The first idea that he was a suspect came in 1970 when Dr. Thomas Stowell published an article accusing him of being Jack the Ripper, basing his theory upon some papers of Sir William Gull, the physician of Queen Victoria. Stowell claimed that Gull was a doctor and was treating the prince for syphilis. The disease supposedly caused the prince to go insane and commit the Whitechapel murders. The killings, which Stowell claimed were committed by the Prince, were to be in revenge for contracting syphilis during sexual activities. The murders started, according to Stowell, as Prince Albert’s infected brain started to deteriorate.
In the book, she aborted her unborn son as revenge to her husband who left her for another woman. On the contrary, in the movie she unconsciously kills her own son by drowning him in the bath tub. In the book, she killed her unborn son out of hatred for her husband. Although the scene in the movie tries to illustrate her hatred, it conveys that the baby was killed out of carelessness instead of hatred. The movie doesn’t uncover Ying Ying’s feelings accurately.

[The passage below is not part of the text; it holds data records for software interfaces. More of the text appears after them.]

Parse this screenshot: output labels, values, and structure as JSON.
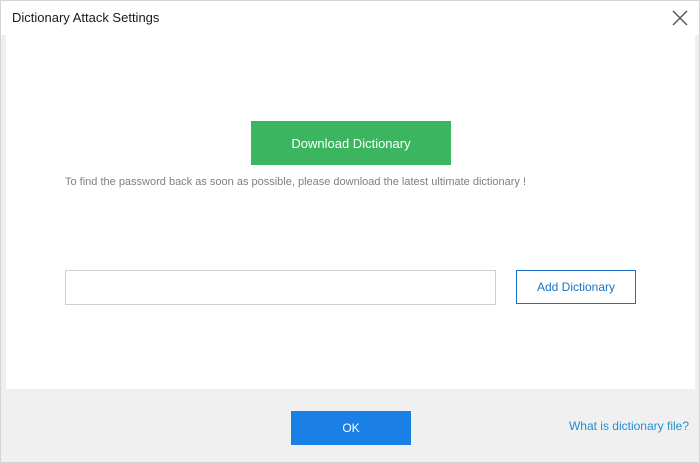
{
  "window": {
    "title": "Dictionary Attack Settings",
    "close_icon": "close-icon"
  },
  "main": {
    "download_label": "Download Dictionary",
    "hint": "To find the password back as soon as possible, please download the latest ultimate dictionary !",
    "dictionary_path": {
      "value": "",
      "placeholder": ""
    },
    "add_label": "Add Dictionary"
  },
  "footer": {
    "ok_label": "OK",
    "help_link": "What is dictionary file?"
  },
  "colors": {
    "download_button": "#3bb55f",
    "ok_button": "#1a80e6",
    "accent_border": "#1a73c7",
    "link": "#1f8fd6"
  }
}
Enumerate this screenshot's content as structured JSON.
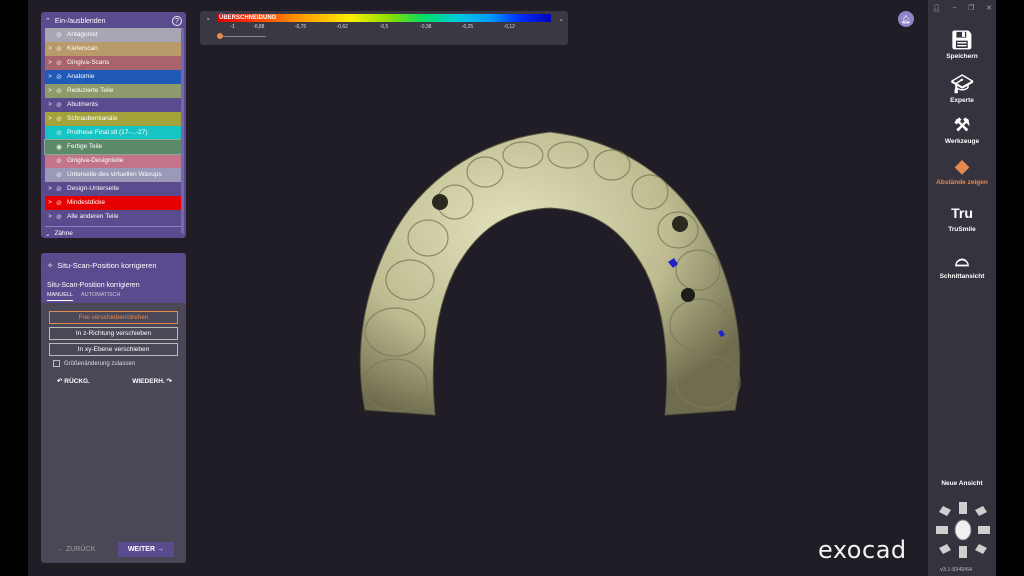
{
  "layers": {
    "title": "Ein-/ausblenden",
    "help_icon": "?",
    "items": [
      {
        "label": "Antagonist",
        "color": "#a9a6b4",
        "arrow": "",
        "eye": "hidden"
      },
      {
        "label": "Kieferscan",
        "color": "#b99a6a",
        "arrow": ">",
        "eye": "hidden"
      },
      {
        "label": "Gingiva-Scans",
        "color": "#a8636c",
        "arrow": ">",
        "eye": "hidden"
      },
      {
        "label": "Anatomie",
        "color": "#1f5ab8",
        "arrow": ">",
        "eye": "hidden"
      },
      {
        "label": "Reduzierte Teile",
        "color": "#8d9a6c",
        "arrow": ">",
        "eye": "hidden"
      },
      {
        "label": "Abutments",
        "color": "#5a4a8e",
        "arrow": ">",
        "eye": "hidden"
      },
      {
        "label": "Schraubenkanäle",
        "color": "#a3a33a",
        "arrow": ">",
        "eye": "hidden"
      },
      {
        "label": "Prothese Final.stl (17-...-27)",
        "color": "#16c4c4",
        "arrow": "",
        "eye": "hidden"
      },
      {
        "label": "Fertige Teile",
        "color": "#5c8a68",
        "arrow": "",
        "eye": "visible"
      },
      {
        "label": "Gingiva-Designteile",
        "color": "#c4748a",
        "arrow": "",
        "eye": "hidden"
      },
      {
        "label": "Unterseite des virtuellen Waxups",
        "color": "#9a9ab8",
        "arrow": "",
        "eye": "hidden"
      },
      {
        "label": "Design-Unterseite",
        "color": "#5a4a8e",
        "arrow": ">",
        "eye": "hidden"
      },
      {
        "label": "Mindestdicke",
        "color": "#e60000",
        "arrow": ">",
        "eye": "hidden"
      },
      {
        "label": "Alle anderen Teile",
        "color": "#5a4a8e",
        "arrow": ">",
        "eye": "hidden"
      }
    ],
    "teeth_label": "Zähne"
  },
  "tool": {
    "title": "Situ-Scan-Position korrigieren",
    "subtitle": "Situ-Scan-Position korrigieren",
    "tabs": [
      "MANUELL",
      "AUTOMATISCH"
    ],
    "active_tab": "MANUELL",
    "buttons": [
      "Frei verschieben/drehen",
      "In z-Richtung verschieben",
      "In xy-Ebene verschieben"
    ],
    "active_button": "Frei verschieben/drehen",
    "checkbox_label": "Größenänderung zulassen",
    "undo_label": "RÜCKG.",
    "redo_label": "WIEDERH.",
    "back_label": "ZURÜCK",
    "next_label": "WEITER"
  },
  "scale": {
    "label": "ÜBERSCHNEIDUNG",
    "min_label": "-1",
    "ticks": [
      "-0,88",
      "-0,75",
      "-0,62",
      "-0,5",
      "-0,38",
      "-0,25",
      "-0,12"
    ],
    "slider_value": "-1"
  },
  "sidebar": {
    "items": [
      {
        "label": "Speichern",
        "icon": "floppy-disk-icon"
      },
      {
        "label": "Experte",
        "icon": "graduation-cap-icon"
      },
      {
        "label": "Werkzeuge",
        "icon": "tools-icon"
      },
      {
        "label": "Abstände zeigen",
        "icon": "distance-icon",
        "active": true
      },
      {
        "label": "TruSmile",
        "icon": "trusmile-icon"
      },
      {
        "label": "Schnittansicht",
        "icon": "section-view-icon"
      }
    ],
    "tru_text": "Tru",
    "new_view_label": "Neue Ansicht",
    "version": "v3.1-8349/64",
    "accent": "#e58a4e"
  },
  "logo": "exocad"
}
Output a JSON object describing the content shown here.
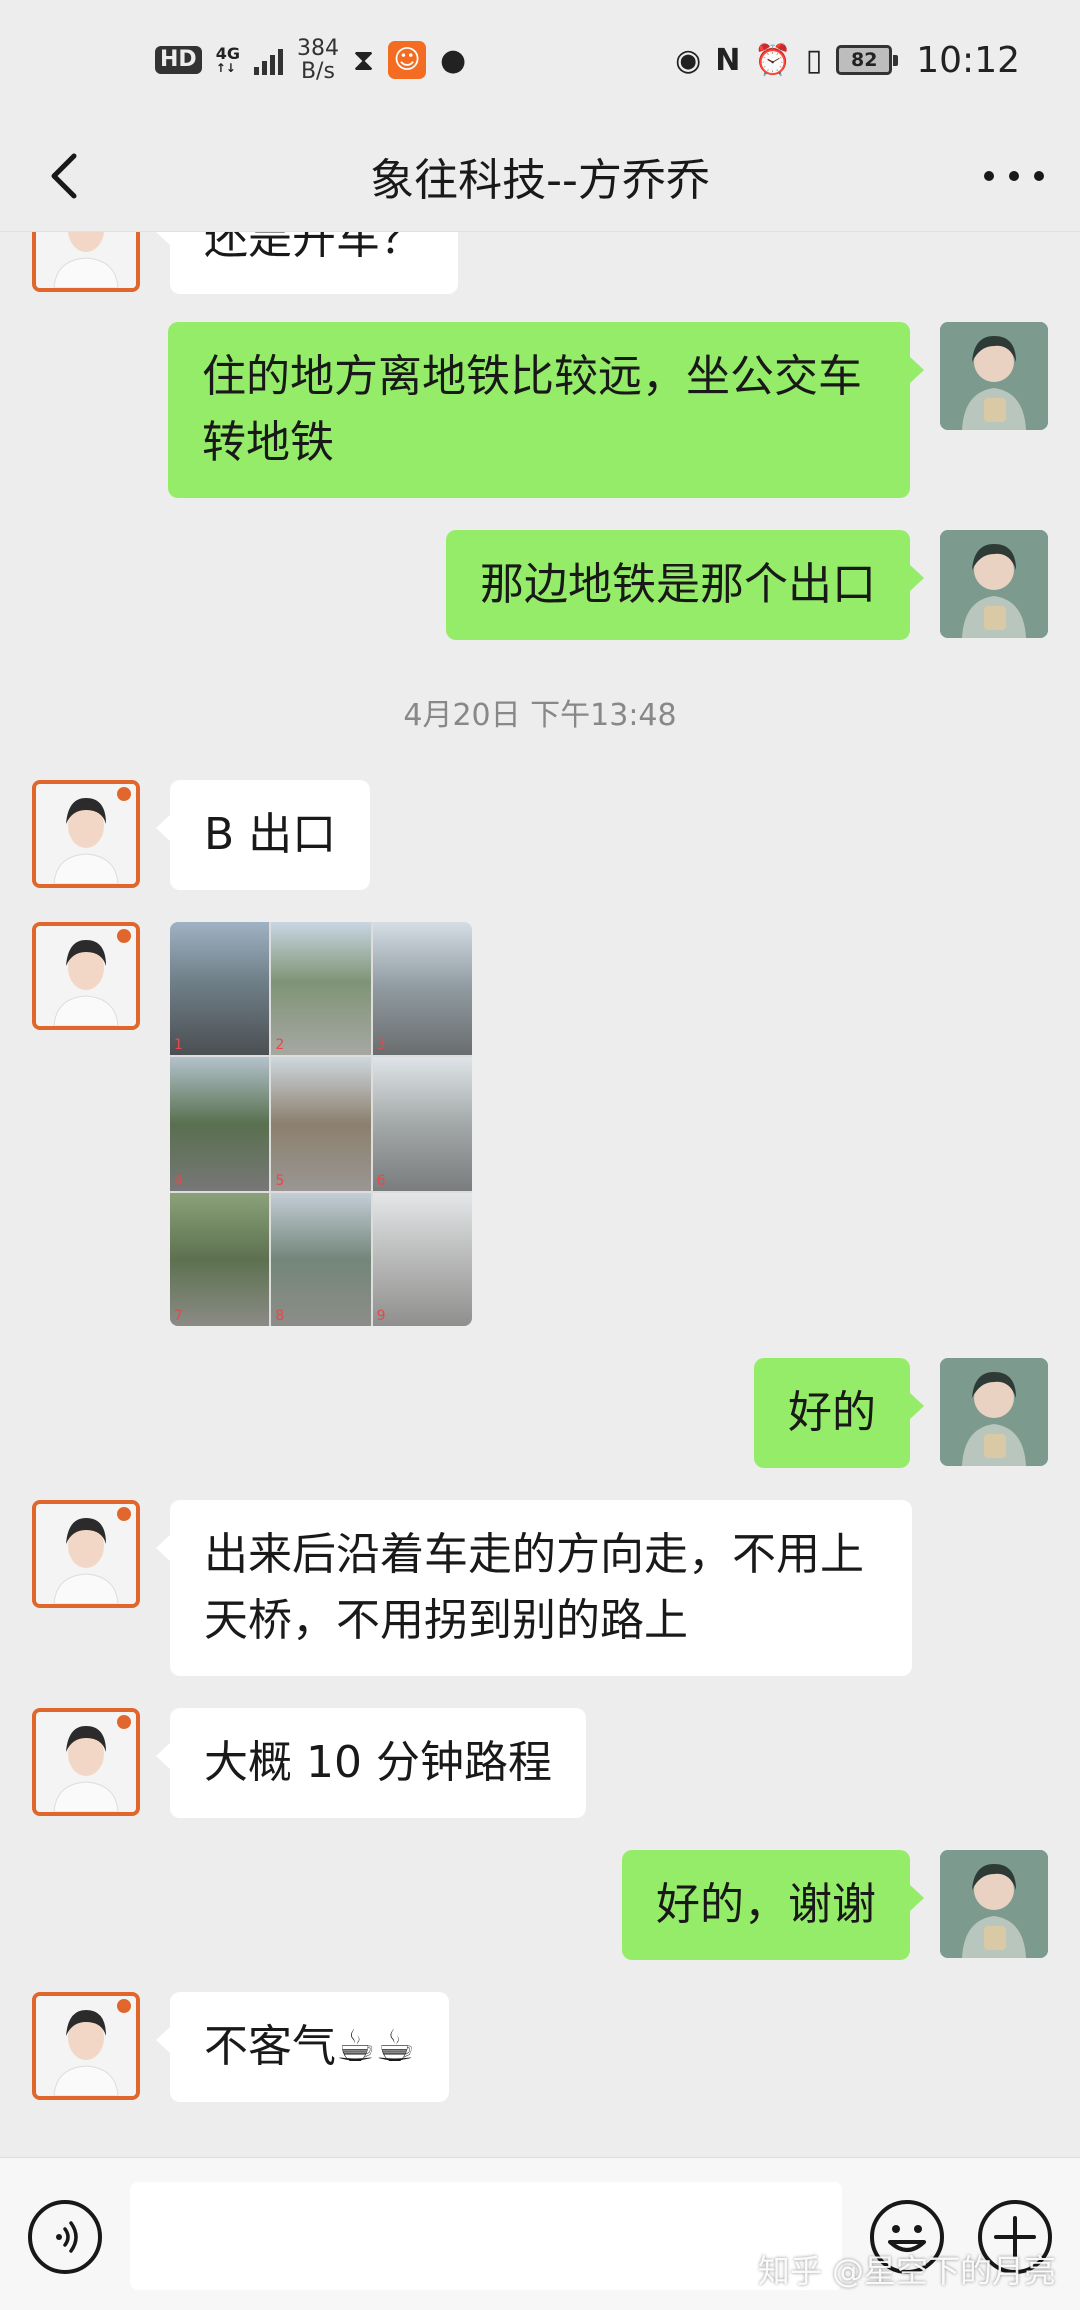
{
  "status_bar": {
    "hd": "HD",
    "network": "4G",
    "speed_value": "384",
    "speed_unit": "B/s",
    "battery": "82",
    "time": "10:12"
  },
  "header": {
    "title": "象往科技--方乔乔"
  },
  "messages": [
    {
      "side": "left",
      "text": "还是开车？"
    },
    {
      "side": "right",
      "text": "住的地方离地铁比较远，坐公交车\n转地铁"
    },
    {
      "side": "right",
      "text": "那边地铁是那个出口"
    },
    {
      "type": "time",
      "text": "4月20日 下午13:48"
    },
    {
      "side": "left",
      "text": "B 出口"
    },
    {
      "side": "left",
      "type": "image",
      "image_numbers": [
        "1",
        "2",
        "3",
        "4",
        "5",
        "6",
        "7",
        "8",
        "9"
      ]
    },
    {
      "side": "right",
      "text": "好的"
    },
    {
      "side": "left",
      "text": "出来后沿着车走的方向走，不用上\n天桥，不用拐到别的路上"
    },
    {
      "side": "left",
      "text": "大概 10 分钟路程"
    },
    {
      "side": "right",
      "text": "好的，谢谢"
    },
    {
      "side": "left",
      "text": "不客气☕☕"
    }
  ],
  "input_bar": {
    "placeholder": "",
    "watermark": "知乎 @星空下的月亮"
  },
  "colors": {
    "background": "#ededed",
    "bubble_self": "#95ec69",
    "bubble_other": "#ffffff",
    "avatar_border": "#e0662c"
  }
}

After Blanche was sexually abused by Stanley, she reached her breaking point, causing her to be admitted her to a mental hospital. In the hospital, Blanche was confronted by female nurse to which she reacted violently, however she responded much calmer with the male doctor which she replied “Whoever you are, I have always depended on the kindness of strangers” (Scene 11). The scene illustrates her fear of rejection and contrast towards southern mannerisms. Blanche was also rejected by Mitch for the reasons stated above, leading a misguided life. Blanche had several affairs back home with soldiers which causes her to be exiled.